In the vast majority of Scottish parliamentary constituencies, the SSP leadership is therefore completely silent on who members should consider voting for, or on what principles they should base their choice. A clarification given at the conference about the ridiculous abstentionist nature of this position was that individual branches of the SSP can, if they wish, decide whether they choose to endorse candidates – though this is nowhere expressed in the 1,700 words of the approved national abstentionist position.
This abstentionist position has confined the SSP to the sidelines in the General Election. It is unlikely to be able to benefit from the leftward shift represented by the Labour Party manifesto, the growth of support for independence and the political turmoil that will undoubtedly follow the general election on December 12 in Scotland. Even in the context where a speedy second independence referendum is the prize that Nicola Sturgeon is able to take home for support for support for a minority Labour government, the SSP will not be seen to have contributed much to getting to that place.
Instead there will be more focus by the Scottish left on the need for the Radical Independence Campaign, which played a key role in mobilising for yes across working class communities last time round, to come centre stage and make an even greater success next time round. Sadly, but not unexpectedly, there is not a mention of this important campaign in the latest ‘Election’ issue of the SSP’s Scottish Socialist Voice.
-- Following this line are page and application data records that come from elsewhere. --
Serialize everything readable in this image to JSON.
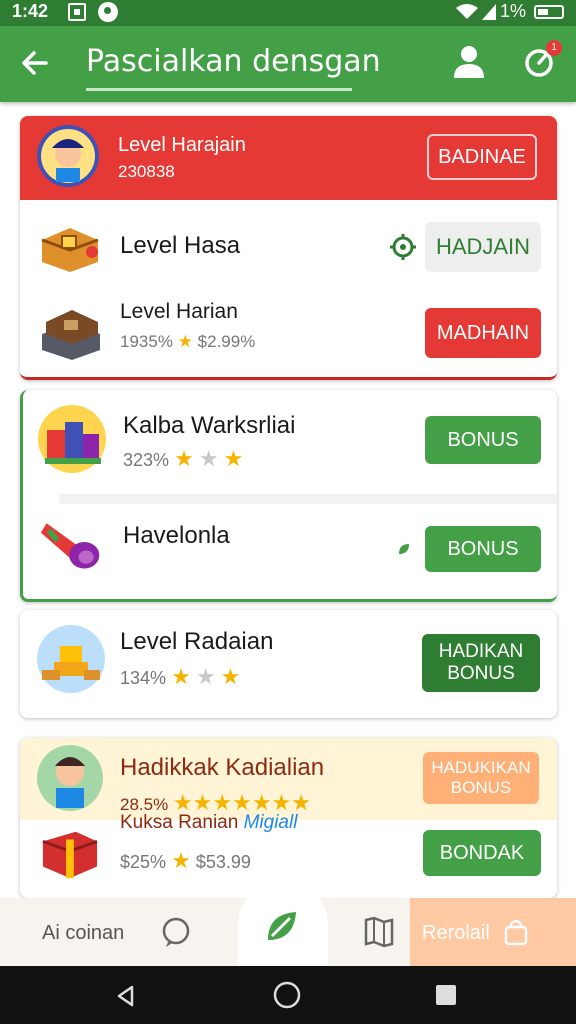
{
  "status_bar": {
    "time": "1:42",
    "battery_text": "1%"
  },
  "app_bar": {
    "title": "Pascialkan densgan",
    "notification_badge": "1"
  },
  "items": [
    {
      "name": "Level Harajain",
      "meta": "230838",
      "button": "BADINAE"
    },
    {
      "name": "Level Hasa",
      "button": "HADJAIN"
    },
    {
      "name": "Level Harian",
      "meta": "1935%",
      "price": "$2.99%",
      "stars_filled": 1,
      "stars_total": 1,
      "button": "MADHAIN"
    },
    {
      "name": "Kalba Warksrliai",
      "meta": "323%",
      "stars_filled": 2,
      "stars_total": 3,
      "button": "BONUS"
    },
    {
      "name": "Havelonla",
      "button": "BONUS"
    },
    {
      "name": "Level Radaian",
      "meta": "134%",
      "stars_filled": 2,
      "stars_total": 3,
      "button": "HADIKAN BONUS"
    },
    {
      "name": "Hadikkak Kadialian",
      "meta": "28.5%",
      "stars_filled": 7,
      "stars_total": 7,
      "button": "HADUKIKAN BONUS"
    },
    {
      "name": "Kuksa Ranian",
      "tag": "Migiall",
      "meta": "$25%",
      "price": "$53.99",
      "stars_filled": 1,
      "stars_total": 1,
      "button": "BONDAK"
    }
  ],
  "bottom_nav": {
    "left_label": "Ai coinan",
    "right_label": "Rerolail"
  },
  "colors": {
    "primary": "#43a047",
    "primary_dark": "#2e7d32",
    "danger": "#e53935",
    "star": "#f5b400",
    "highlight": "#fff5d6",
    "orange": "#ffb077"
  },
  "icons": [
    "back-arrow-icon",
    "profile-icon",
    "notification-icon",
    "chat-icon",
    "leaf-icon",
    "map-icon",
    "bag-icon"
  ]
}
The opportunity opened by the hosting of COP26 in November 2020 also places a huge responsibility on the Scottish left to turn significantly towards the climate change and ecological movements and build a massive presence during COP26 in Glasgow, working with ecosocialist and anticapitalist activists across Scotland and Europe and beyond.
The SSP is not yet completely irrelevant, but in deciding to stand outside this General Election it has taken a significant step backward. This has disheartened some SSP activists but the battle remains to continue to build a united left force in Scotland over the coming period.
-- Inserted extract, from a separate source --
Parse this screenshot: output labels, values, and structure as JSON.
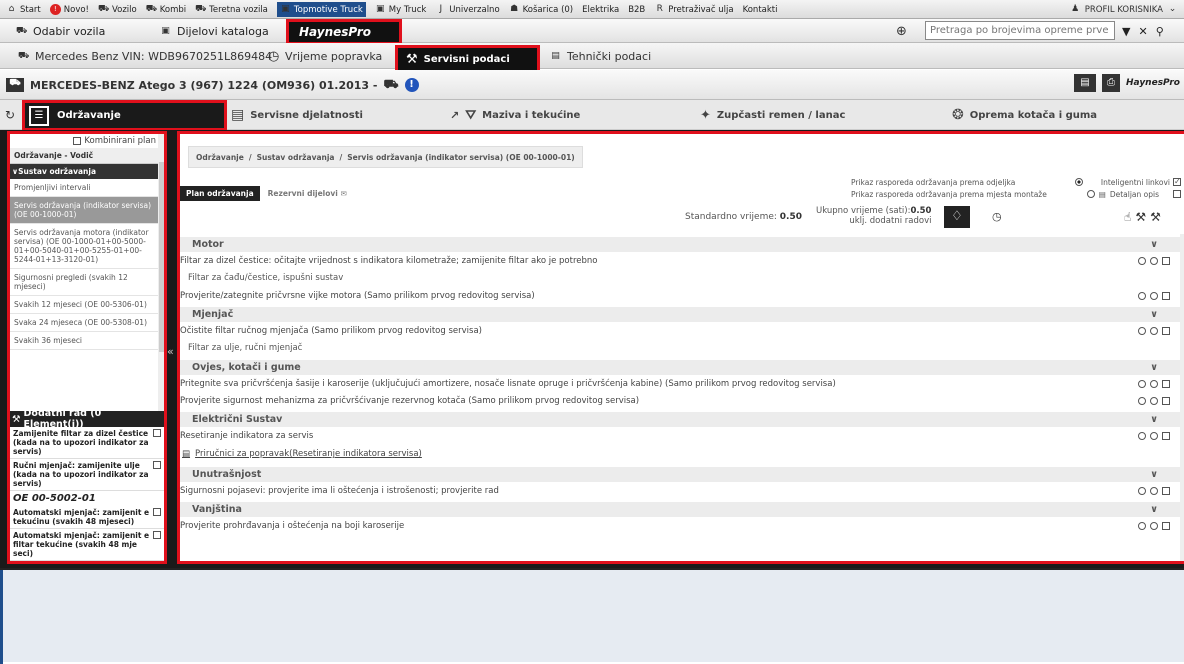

9 December 2019
 The CWI is the Committee for a Workers International which was originally established by the British Militant Tendency in the 1970s but has had major splits several times since, including the loss of most of its Scottish members within the SSP; most recently it went through a further international split where the minority rump in England appears to have expelled the majority – the remnants of the Militant tendency are to be found all over the Scottish left including within the SSP, but the only organisations are the grandly titled ‘Socialist Party Scotland’ (SPS) and ‘Revolution’ groups. The SWP is the British Socialist Workers Party which has also undergone a series of schisms over the last 8 years primarily over its response to rape allegations; the losses also included the majority of Scottish members. Both the CWI and SWP have been strong supporters of Brexit, the Tory-led exit of the UK from the EU, though they claim to support a left wing ‘Lexit’ without immigration controls that is not on offer from the Tories. The RS21 group that left the SWP also support Brexit but have evolved a better position on voting in the UK election, similar to that advocated in the previous article by Mike Picken. Some former SWP activists launched the RISE electoral coalition and have recently launched a print version of the online journal ‘Conter’, to act as a focus for ‘anticapitalist debate’ in Scotland, but still hold to a pro-Brexit position.
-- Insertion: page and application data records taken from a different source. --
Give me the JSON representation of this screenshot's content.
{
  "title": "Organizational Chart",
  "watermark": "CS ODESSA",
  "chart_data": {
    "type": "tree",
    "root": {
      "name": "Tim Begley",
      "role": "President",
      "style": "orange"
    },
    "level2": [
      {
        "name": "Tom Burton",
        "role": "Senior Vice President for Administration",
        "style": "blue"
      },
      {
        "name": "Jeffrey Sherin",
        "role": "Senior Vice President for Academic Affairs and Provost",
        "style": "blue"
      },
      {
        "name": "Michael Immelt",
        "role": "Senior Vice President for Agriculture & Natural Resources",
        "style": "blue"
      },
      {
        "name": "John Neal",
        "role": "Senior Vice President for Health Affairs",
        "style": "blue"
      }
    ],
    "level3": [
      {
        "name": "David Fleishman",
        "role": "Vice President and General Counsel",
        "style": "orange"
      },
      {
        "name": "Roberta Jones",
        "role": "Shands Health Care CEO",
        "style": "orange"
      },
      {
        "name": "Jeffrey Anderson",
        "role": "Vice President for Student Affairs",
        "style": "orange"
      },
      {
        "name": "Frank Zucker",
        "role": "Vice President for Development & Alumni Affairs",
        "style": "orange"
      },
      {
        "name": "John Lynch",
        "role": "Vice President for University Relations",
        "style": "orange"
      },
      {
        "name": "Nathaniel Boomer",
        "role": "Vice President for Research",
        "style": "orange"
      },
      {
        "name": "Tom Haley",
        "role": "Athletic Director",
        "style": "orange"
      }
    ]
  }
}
 ‘Labour Isn’t working – let’s get Independence done’ by Colin Fox, Scottish Socialist Voice Issue Number 528. The title of this article is actually based on two Tory Party slogans: ‘Labour isn’t working …’ is from the 1979 election when Margaret Thatcher was first elected Prime Minister, and the second is from the main Tory slogan in 2019, which is ‘Let’s Get Brexit Done!’.